Chasing a non-paying customer is often a messy process, so it’s best to avoid the issue altogether by taking the following precautions.
1. Research your client.
If you’ve never worked with a client before, take the time to do research and find out who you’re dealing with. Google their name, ask your contacts if they know anything about your new prospect, and see if there are any complaints against them on sites like the Better Business Bureau.
“Most non-payments can be prevented or severely minimized by screening the customers in advance,” said Jocelyn R. Nager, president of Frank, Frank, Goldstein & Nager, a professional legal corporation. “Thanks to all information available on the internet, especially the court records, notice of liens and more, most often you can run a risk assessment on your own … and the possibility of non-payment should be reflective of your tolerance for risk.” [Looking for a collections agency? Read our recommendations and reviews on our Best Picks page.]
2. Have a contract.
No matter if it’s your best friend or one of the most respected business leaders in your industry, always have a written contract in place. The contract should address these legal concerns:
Payment schedule: e.g., 40 percent deposit, 40 percent milestone payment and 20 percent on completion
Terms: e.g., payment either 30, 60 or 90 days after the invoice is sent
Preferred payment method: e.g., checks, credit card or PayPal
Scope: the exact work you are expected to complete
Deadline: expected completion date
Late payment policy: amount charged if invoice is not paid on time
It’s essential to get all details in writing so you don’t face issues down the road. For instance, if your client is aware they owe fees for overdue expenses, they’ll be less likely to flake – and if they do, they’ll be forced to pay interest. But if you fail to set up a contract, nothing is guaranteed.
Don’t set yourself up for problems that can be easily avoided. You can find service contracts for free and online.
3. Ask for a deposit.

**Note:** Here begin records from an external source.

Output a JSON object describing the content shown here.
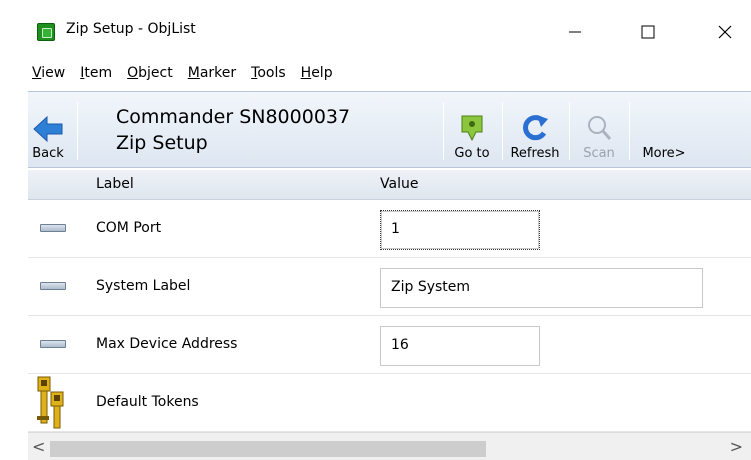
{
  "window": {
    "title": "Zip Setup - ObjList",
    "controls": {
      "minimize": "—",
      "maximize": "☐",
      "close": "✕"
    }
  },
  "menu": [
    {
      "acc": "V",
      "rest": "iew"
    },
    {
      "acc": "I",
      "rest": "tem"
    },
    {
      "acc": "O",
      "rest": "bject"
    },
    {
      "acc": "M",
      "rest": "arker"
    },
    {
      "acc": "T",
      "rest": "ools"
    },
    {
      "acc": "H",
      "rest": "elp"
    }
  ],
  "toolbar": {
    "back_label": "Back",
    "heading_line1": "Commander SN8000037",
    "heading_line2": "Zip Setup",
    "goto_label": "Go to",
    "refresh_label": "Refresh",
    "scan_label": "Scan",
    "more_label": "More>"
  },
  "columns": {
    "label": "Label",
    "value": "Value"
  },
  "rows": [
    {
      "label": "COM Port",
      "value": "1"
    },
    {
      "label": "System Label",
      "value": "Zip System"
    },
    {
      "label": "Max Device Address",
      "value": "16"
    },
    {
      "label": "Default Tokens",
      "value": ""
    }
  ],
  "scrollbar": {
    "left_arrow": "<",
    "right_arrow": ">"
  },
  "colors": {
    "back_arrow": "#2e7fd6",
    "goto_marker": "#8cc63f",
    "refresh": "#2a6fd1",
    "keys": "#e0b21a"
  }
}
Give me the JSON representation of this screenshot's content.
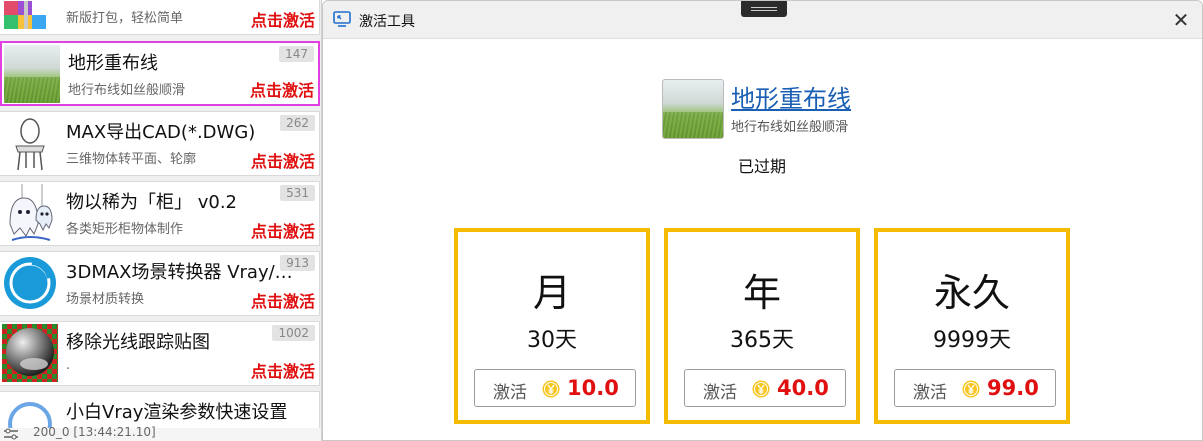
{
  "left_list": {
    "items": [
      {
        "title": "",
        "desc": "新版打包，轻松简单",
        "count": "",
        "activate": "点击激活"
      },
      {
        "title": "地形重布线",
        "desc": "地行布线如丝般顺滑",
        "count": "147",
        "activate": "点击激活"
      },
      {
        "title": "MAX导出CAD(*.DWG)",
        "desc": "三维物体转平面、轮廓",
        "count": "262",
        "activate": "点击激活"
      },
      {
        "title": "物以稀为「柜」 v0.2",
        "desc": "各类矩形柜物体制作",
        "count": "531",
        "activate": "点击激活"
      },
      {
        "title": "3DMAX场景转换器 Vray/…",
        "desc": "场景材质转换",
        "count": "913",
        "activate": "点击激活"
      },
      {
        "title": "移除光线跟踪贴图",
        "desc": ".",
        "count": "1002",
        "activate": "点击激活"
      },
      {
        "title": "小白Vray渲染参数快速设置",
        "desc": "",
        "count": "",
        "activate": ""
      }
    ],
    "footer_status": "200_0 [13:44:21.10]"
  },
  "dialog": {
    "title": "激活工具",
    "close_label": "✕",
    "product": {
      "name": "地形重布线",
      "subtitle": "地行布线如丝般顺滑",
      "status": "已过期"
    },
    "plans": [
      {
        "name": "月",
        "days": "30天",
        "button": "激活",
        "price": "10.0"
      },
      {
        "name": "年",
        "days": "365天",
        "button": "激活",
        "price": "40.0"
      },
      {
        "name": "永久",
        "days": "9999天",
        "button": "激活",
        "price": "99.0"
      }
    ]
  },
  "colors": {
    "accent_border": "#f5bb00",
    "price_red": "#e01010",
    "selection": "#e040e0",
    "link": "#1a5fb4"
  }
}
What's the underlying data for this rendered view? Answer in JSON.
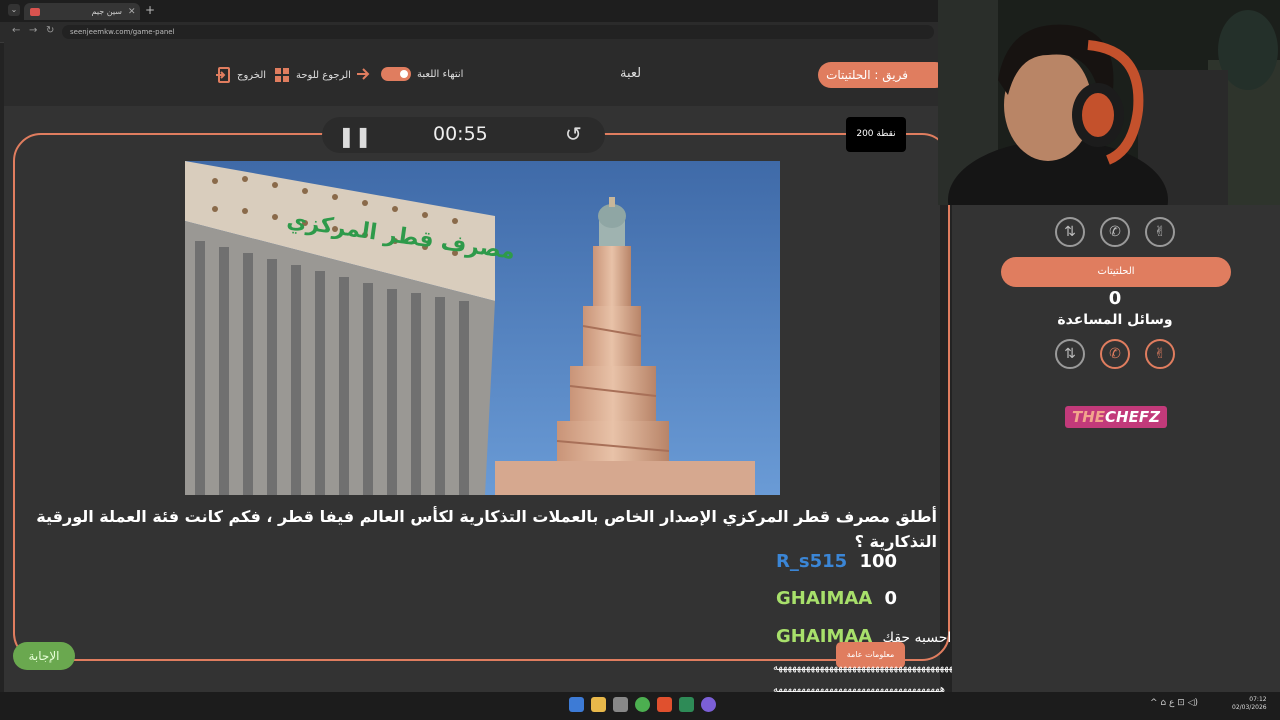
{
  "browser": {
    "tab_title": "سين جيم",
    "new_tab": "+",
    "url": "seenjeemkw.com/game-panel"
  },
  "header": {
    "team_label": "فريق : الحلتيتات",
    "game_label": "لعبة",
    "end_game": "انتهاء اللعبة",
    "back_to_board": "الرجوع للوحة",
    "exit": "الخروج"
  },
  "question_panel": {
    "timer": "00:55",
    "points": "200 نقطة",
    "question_text": "أطلق مصرف قطر المركزي الإصدار الخاص بالعملات التذكارية لكأس العالم فيفا قطر ، فكم كانت فئة العملة الورقية التذكارية ؟",
    "image_sign_text": "مصرف قطر المركزي",
    "answer_button": "الإجابة",
    "category_pill": "معلومات عامة"
  },
  "chat": [
    {
      "user": "R_s515",
      "message": "100",
      "color": "#3b86d6"
    },
    {
      "user": "GHAIMAA",
      "message": "0",
      "color": "#a8e06b"
    },
    {
      "user": "GHAIMAA",
      "message": "احسبه حقك",
      "color": "#a8e06b"
    }
  ],
  "chat_spam": [
    "ههههههههههههههههههههههههههههههههههههههههههههههههههههههه",
    "ههههههههههههههههههههههههههههههههههههه"
  ],
  "team2": {
    "name": "الحلتيتات",
    "score": "0",
    "help_label": "وسائل المساعدة"
  },
  "brand": {
    "chefz_a": "THE",
    "chefz_b": "CHEFZ"
  },
  "taskbar": {
    "clock_time": "07:12",
    "clock_date": "02/03/2026",
    "tray_text": "^ ⌂ ع ⊡ ◁)"
  },
  "colors": {
    "accent": "#e07d5f",
    "answer_green": "#6aa84f",
    "chefz_pink": "#c23a7a"
  }
}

If you ask for a portion of the payment upfront, you’ll absorb some of the hit. Asking for a deposit or retainer is common for freelancers when negotiating with clients and will help cover the expenses or time that you already put into a project.

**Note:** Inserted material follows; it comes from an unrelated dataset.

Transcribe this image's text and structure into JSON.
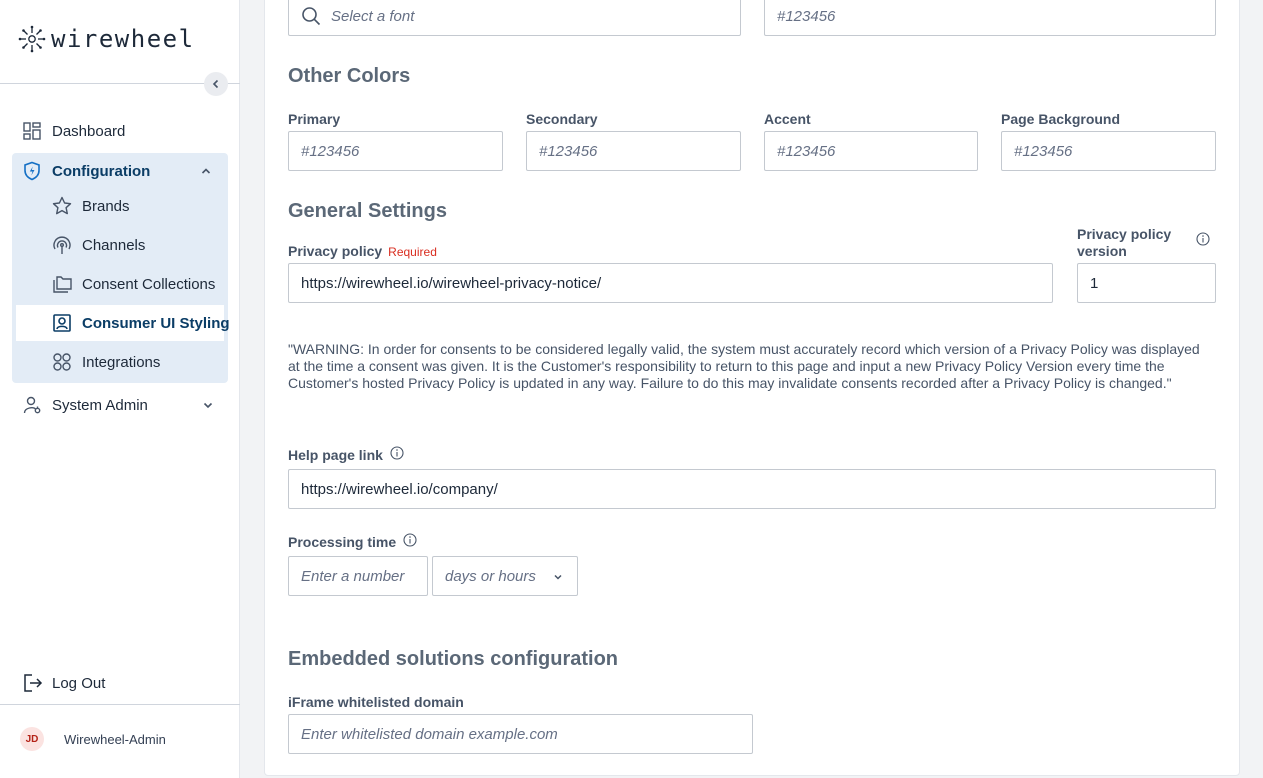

According to Tina Willis, owner of Tina Willis Law, the amount you should ask for depends largely on the industry. If workers in your position do not typically charge retainers, consider installment fees, which are paid as you complete certain parts of the job.
“That way, you are less likely to do way too much work before getting paid, or realizing that you are never going to be paid,” Willis said.